**Supplied records**

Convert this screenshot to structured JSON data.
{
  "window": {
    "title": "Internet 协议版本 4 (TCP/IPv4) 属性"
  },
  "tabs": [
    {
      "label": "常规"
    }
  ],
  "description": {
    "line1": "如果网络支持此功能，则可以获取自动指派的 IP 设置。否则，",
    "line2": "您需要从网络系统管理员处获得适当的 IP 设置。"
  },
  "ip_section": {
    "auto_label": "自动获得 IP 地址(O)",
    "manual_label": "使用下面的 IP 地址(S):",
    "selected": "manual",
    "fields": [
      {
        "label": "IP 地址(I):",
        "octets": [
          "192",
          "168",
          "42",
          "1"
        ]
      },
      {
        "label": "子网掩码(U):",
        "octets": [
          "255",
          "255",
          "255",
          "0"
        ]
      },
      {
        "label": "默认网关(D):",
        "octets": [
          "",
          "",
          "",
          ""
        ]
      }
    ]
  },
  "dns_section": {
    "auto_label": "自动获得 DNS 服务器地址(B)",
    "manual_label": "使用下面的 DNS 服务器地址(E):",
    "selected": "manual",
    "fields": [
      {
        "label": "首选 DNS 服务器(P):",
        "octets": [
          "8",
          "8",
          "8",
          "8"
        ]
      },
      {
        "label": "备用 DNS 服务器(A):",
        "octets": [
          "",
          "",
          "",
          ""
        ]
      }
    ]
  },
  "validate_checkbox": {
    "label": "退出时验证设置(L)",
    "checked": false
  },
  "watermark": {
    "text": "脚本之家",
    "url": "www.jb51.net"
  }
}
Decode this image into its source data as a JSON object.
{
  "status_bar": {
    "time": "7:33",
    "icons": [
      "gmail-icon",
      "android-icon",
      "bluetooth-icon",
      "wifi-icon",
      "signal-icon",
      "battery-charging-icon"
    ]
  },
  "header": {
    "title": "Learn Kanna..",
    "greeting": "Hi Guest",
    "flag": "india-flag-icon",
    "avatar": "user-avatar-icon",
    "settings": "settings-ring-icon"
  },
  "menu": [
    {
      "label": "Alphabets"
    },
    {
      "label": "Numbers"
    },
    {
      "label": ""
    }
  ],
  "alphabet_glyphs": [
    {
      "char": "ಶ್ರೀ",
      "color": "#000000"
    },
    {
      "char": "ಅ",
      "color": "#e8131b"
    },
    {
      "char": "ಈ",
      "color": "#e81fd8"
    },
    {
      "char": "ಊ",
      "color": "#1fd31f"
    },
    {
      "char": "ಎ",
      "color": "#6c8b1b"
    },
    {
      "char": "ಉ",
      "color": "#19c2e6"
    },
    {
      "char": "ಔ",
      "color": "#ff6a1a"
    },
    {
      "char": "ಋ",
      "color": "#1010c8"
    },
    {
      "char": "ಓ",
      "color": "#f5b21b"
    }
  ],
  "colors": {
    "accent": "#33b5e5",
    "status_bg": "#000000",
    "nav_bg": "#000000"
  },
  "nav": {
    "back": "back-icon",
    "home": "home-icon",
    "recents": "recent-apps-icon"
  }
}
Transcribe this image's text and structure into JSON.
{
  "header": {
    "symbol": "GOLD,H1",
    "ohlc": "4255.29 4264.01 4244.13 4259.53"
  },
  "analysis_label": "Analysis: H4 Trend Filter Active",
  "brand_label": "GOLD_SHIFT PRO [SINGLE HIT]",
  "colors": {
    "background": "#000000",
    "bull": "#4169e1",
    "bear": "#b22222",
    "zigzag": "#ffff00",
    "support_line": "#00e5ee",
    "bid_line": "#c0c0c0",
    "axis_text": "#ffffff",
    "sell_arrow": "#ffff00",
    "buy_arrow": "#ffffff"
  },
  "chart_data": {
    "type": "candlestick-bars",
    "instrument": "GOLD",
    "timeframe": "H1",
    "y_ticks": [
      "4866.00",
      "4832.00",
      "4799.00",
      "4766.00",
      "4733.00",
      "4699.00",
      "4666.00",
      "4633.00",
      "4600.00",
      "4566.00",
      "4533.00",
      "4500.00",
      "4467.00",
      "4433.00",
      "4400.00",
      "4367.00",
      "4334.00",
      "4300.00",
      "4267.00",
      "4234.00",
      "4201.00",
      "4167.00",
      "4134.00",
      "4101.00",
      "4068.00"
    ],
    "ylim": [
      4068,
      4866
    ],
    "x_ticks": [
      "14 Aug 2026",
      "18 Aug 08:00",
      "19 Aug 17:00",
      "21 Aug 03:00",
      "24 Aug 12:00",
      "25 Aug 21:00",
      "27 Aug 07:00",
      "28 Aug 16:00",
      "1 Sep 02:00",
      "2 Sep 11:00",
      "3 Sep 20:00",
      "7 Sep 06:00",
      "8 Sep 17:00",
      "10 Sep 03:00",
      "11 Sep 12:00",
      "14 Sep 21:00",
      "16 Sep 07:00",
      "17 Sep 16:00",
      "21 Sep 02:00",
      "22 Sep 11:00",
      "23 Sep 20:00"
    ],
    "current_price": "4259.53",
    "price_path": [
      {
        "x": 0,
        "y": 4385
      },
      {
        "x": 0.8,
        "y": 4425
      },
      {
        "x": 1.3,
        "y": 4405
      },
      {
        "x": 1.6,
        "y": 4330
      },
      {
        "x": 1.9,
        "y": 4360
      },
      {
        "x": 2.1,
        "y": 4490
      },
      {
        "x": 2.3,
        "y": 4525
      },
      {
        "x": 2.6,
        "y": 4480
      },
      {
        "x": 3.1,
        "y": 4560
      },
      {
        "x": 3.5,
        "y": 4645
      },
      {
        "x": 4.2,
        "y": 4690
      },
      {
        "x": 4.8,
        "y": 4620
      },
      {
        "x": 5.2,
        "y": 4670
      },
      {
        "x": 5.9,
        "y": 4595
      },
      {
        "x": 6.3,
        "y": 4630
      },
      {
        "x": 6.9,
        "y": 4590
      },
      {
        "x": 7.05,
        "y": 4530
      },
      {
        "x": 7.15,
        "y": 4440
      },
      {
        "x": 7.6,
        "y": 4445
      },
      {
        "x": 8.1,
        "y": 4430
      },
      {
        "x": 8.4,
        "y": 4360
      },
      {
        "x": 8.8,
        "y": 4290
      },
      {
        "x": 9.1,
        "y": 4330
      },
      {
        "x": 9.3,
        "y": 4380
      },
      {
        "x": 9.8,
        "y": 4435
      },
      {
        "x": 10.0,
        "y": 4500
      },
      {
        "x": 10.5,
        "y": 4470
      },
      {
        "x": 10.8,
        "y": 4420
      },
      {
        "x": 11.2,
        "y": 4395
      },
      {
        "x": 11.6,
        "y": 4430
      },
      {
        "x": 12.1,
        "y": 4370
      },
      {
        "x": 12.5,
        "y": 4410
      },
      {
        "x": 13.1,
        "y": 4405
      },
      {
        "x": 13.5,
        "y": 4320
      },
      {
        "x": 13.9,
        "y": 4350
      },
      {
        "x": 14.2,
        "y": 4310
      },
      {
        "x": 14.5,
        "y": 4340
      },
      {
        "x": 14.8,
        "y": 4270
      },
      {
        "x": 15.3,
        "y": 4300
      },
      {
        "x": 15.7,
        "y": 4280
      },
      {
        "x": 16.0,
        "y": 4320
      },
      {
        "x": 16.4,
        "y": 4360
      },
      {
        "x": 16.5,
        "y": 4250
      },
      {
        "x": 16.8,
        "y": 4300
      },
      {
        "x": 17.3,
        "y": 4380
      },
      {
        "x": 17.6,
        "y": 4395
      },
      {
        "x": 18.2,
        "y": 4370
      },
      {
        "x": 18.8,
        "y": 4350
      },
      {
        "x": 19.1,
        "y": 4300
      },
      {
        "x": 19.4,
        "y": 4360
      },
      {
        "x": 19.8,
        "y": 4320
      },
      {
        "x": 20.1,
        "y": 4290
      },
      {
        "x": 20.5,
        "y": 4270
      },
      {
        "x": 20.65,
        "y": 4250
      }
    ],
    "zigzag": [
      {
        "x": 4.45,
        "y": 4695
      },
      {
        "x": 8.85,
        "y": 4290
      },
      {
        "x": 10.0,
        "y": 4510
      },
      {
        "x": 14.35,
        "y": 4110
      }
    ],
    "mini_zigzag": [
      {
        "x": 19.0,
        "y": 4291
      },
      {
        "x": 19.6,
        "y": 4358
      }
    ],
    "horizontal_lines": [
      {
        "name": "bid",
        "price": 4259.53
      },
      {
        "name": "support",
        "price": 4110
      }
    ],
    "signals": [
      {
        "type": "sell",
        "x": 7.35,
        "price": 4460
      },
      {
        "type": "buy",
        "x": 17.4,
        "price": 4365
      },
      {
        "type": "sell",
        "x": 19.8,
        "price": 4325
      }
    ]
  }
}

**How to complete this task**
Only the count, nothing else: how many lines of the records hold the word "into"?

**Output of the exercise**
2